Tenant Representation Today – Request for Proposal

Commonly we think of an RFP (Request for Proposal) coming from a municipality when they want to hire a company for specific services i.e. snow removal, or from a company seeking bids for their purchasing of certain materials or supplies. The purpose of an RFP is to create a competitive situation.

The RFP technique can be successfully used by real estate agents when representing a tenant. Landlords need to keep their buildings fully rented; vacancy affects their cash flow. Given today’s economy landlords have to be aggressive to keep and get new tenants. Properties are shown and the tenant narrows there interest to four or five buildings. They know exactly what each landlord is asking for. The tenant, or the agent for the tenant, can create a Request for Proposal and send it to these owners creating a competitive situation. The landlords then respond with their best “offer” to lease space to this tenant.

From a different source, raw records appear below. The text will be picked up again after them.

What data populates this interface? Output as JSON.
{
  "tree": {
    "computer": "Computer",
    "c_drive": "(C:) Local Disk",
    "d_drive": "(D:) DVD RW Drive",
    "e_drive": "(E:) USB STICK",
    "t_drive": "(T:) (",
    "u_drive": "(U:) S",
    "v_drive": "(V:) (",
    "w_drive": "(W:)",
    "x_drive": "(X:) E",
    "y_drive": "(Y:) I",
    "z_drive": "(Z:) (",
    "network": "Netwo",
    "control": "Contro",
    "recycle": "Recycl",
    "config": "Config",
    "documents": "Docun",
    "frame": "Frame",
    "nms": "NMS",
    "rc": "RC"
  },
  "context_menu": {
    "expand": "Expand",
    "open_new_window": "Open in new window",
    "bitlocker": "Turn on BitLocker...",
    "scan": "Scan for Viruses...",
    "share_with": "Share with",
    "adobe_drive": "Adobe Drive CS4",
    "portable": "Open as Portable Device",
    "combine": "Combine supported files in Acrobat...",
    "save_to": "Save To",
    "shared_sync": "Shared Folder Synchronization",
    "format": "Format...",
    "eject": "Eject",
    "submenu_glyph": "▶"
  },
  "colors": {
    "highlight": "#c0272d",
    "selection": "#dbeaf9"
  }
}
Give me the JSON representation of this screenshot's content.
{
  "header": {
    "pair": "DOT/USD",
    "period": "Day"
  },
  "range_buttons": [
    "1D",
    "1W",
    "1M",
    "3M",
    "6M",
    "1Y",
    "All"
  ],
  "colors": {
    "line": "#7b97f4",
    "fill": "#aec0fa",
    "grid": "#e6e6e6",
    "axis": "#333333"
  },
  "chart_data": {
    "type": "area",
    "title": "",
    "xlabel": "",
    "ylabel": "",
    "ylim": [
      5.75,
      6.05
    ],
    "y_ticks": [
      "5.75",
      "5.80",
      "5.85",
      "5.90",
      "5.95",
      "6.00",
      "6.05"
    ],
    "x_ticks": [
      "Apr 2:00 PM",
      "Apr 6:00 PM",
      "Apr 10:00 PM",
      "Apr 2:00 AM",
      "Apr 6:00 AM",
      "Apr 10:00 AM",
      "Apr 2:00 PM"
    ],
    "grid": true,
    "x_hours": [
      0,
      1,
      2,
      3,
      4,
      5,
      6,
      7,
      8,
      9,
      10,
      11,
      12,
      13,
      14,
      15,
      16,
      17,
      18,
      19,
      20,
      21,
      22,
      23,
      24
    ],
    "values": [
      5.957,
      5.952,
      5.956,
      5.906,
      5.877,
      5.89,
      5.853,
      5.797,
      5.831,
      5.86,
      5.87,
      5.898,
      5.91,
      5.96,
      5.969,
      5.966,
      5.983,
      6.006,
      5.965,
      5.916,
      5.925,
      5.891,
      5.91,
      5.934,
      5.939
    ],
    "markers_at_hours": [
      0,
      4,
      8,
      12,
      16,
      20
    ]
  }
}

Generally we begin by establishing a brief window of opportunity and brief synopsis of the tenant, for example:

On behalf of our client, ABC Corp., we have been authorized to solicit Requests for Proposals for the leasing of space. We invite your firm to submit a proposal to us by April 30, 20__.

(within 10 business days of issue)They have inspected your property as well as others and are in the final decision stage. A description of their business, the services needed and other pertinent information follow:

ABC Corp. (background and why moving)

ABC Corp. is an Insurance Agency that has been in business for over 5 years. Their annual revenues are between are between $10 million to $12 Million per year and they employ 35 people in one location. Their current lease is expiring in 90 days and they are now seeking larger space for growth.

Follows is a very detailed list of what the tenant would like to see in the lease and what the tenant is willing to pay to rent space in a building. Think of it as the tenants “wish list”. It lists key elements in leases; how much space is required, the amount of rent they can pay (the tenants budget); or the price per square foot they are willing to pay, they may also be willing to pay additional rent for items like utilities or common area charges. It addresses all issues: i.e.  security; desired terms of the lease; any options to renew or purchase; concession periods; sign requirements; parking; insurance; build out, construction or tenant improvements required. A complete picture of what the tenant needs, what they expect, and what they are willing to do. The proposal will also have a time line; landlords must respond by a certain date.

The tenant‘s credibility must also be shown to the prospective landlords by attaching financial information to the proposal.

The landlords who receive the proposal can now respond item by item to the proposal. They are willing to do this, but not this, or suggest compromises. Based upon the initial responses the tenant can now decide which building they wish to pursue. The stage for the final negotiations is set, using this technique usually results in initial agreement on many of the issues; those remaining may now be negotiated to the successful conclusion of a lease.

The competitive situation the landlords are placed in, knowing what is important to and the capabilities of the proposed tenant, allows them to decide if they want this tenant for their building. It also encourages them to present their best deal to the tenant. The RFP says to the landlord that this tenant is serious and will shortly by moving into new space in your building or another owners building.

In representing a tenant I can’t think of a better way to get them the best deal possible.

Ed Smith serves as Eastern Regional Director of Coldwell Banker Commercial NRT, is a Real Estate Broker, Commercial Continuing Education Instructor, Corporate Trainer, Speaker and Textbook Author; he may be contacted at Edward.smith@cbmoves.comwww.CommercialEd.com.